The expected output is the complete listing, unchanged.
= = = = = = =
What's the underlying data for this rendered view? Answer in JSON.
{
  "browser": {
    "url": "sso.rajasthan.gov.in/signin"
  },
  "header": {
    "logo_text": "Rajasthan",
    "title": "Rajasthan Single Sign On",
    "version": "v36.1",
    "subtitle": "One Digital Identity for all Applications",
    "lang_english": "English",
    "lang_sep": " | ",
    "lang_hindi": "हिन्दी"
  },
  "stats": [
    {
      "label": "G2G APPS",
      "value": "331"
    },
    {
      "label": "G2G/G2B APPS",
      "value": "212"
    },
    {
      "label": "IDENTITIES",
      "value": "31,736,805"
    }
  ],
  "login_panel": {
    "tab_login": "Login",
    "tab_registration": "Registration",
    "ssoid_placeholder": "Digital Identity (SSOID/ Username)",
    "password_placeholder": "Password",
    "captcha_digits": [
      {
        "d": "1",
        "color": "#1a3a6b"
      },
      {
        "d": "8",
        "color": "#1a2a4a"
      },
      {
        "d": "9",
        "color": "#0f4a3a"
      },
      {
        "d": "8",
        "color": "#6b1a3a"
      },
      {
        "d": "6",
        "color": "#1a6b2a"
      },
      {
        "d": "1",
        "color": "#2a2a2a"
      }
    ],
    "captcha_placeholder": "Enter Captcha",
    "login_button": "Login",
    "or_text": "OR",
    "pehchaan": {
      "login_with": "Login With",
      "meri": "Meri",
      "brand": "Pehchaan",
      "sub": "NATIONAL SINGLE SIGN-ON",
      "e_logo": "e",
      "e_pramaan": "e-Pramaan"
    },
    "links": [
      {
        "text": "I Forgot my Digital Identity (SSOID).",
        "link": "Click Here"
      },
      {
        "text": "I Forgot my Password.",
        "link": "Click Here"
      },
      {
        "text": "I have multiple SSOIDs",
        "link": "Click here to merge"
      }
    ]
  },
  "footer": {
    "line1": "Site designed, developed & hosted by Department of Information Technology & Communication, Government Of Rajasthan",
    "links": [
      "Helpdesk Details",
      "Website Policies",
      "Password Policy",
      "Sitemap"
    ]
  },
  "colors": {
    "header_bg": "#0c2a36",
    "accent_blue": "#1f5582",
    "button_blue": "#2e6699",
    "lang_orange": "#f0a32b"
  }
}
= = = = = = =
→ Your response
What's the underlying data for this rendered view? Answer in JSON.
{
  "browser": {
    "url": "sso.rajasthan.gov.in/signin"
  },
  "header": {
    "logo_text": "Rajasthan",
    "title": "Rajasthan Single Sign On",
    "version": "v36.1",
    "subtitle": "One Digital Identity for all Applications",
    "lang_english": "English",
    "lang_sep": " | ",
    "lang_hindi": "हिन्दी"
  },
  "stats": [
    {
      "label": "G2G APPS",
      "value": "331"
    },
    {
      "label": "G2G/G2B APPS",
      "value": "212"
    },
    {
      "label": "IDENTITIES",
      "value": "31,736,805"
    }
  ],
  "login_panel": {
    "tab_login": "Login",
    "tab_registration": "Registration",
    "ssoid_placeholder": "Digital Identity (SSOID/ Username)",
    "password_placeholder": "Password",
    "captcha_digits": [
      {
        "d": "1",
        "color": "#1a3a6b"
      },
      {
        "d": "8",
        "color": "#1a2a4a"
      },
      {
        "d": "9",
        "color": "#0f4a3a"
      },
      {
        "d": "8",
        "color": "#6b1a3a"
      },
      {
        "d": "6",
        "color": "#1a6b2a"
      },
      {
        "d": "1",
        "color": "#2a2a2a"
      }
    ],
    "captcha_placeholder": "Enter Captcha",
    "login_button": "Login",
    "or_text": "OR",
    "pehchaan": {
      "login_with": "Login With",
      "meri": "Meri",
      "brand": "Pehchaan",
      "sub": "NATIONAL SINGLE SIGN-ON",
      "e_logo": "e",
      "e_pramaan": "e-Pramaan"
    },
    "links": [
      {
        "text": "I Forgot my Digital Identity (SSOID).",
        "link": "Click Here"
      },
      {
        "text": "I Forgot my Password.",
        "link": "Click Here"
      },
      {
        "text": "I have multiple SSOIDs",
        "link": "Click here to merge"
      }
    ]
  },
  "footer": {
    "line1": "Site designed, developed & hosted by Department of Information Technology & Communication, Government Of Rajasthan",
    "links": [
      "Helpdesk Details",
      "Website Policies",
      "Password Policy",
      "Sitemap"
    ]
  },
  "colors": {
    "header_bg": "#0c2a36",
    "accent_blue": "#1f5582",
    "button_blue": "#2e6699",
    "lang_orange": "#f0a32b"
  }
}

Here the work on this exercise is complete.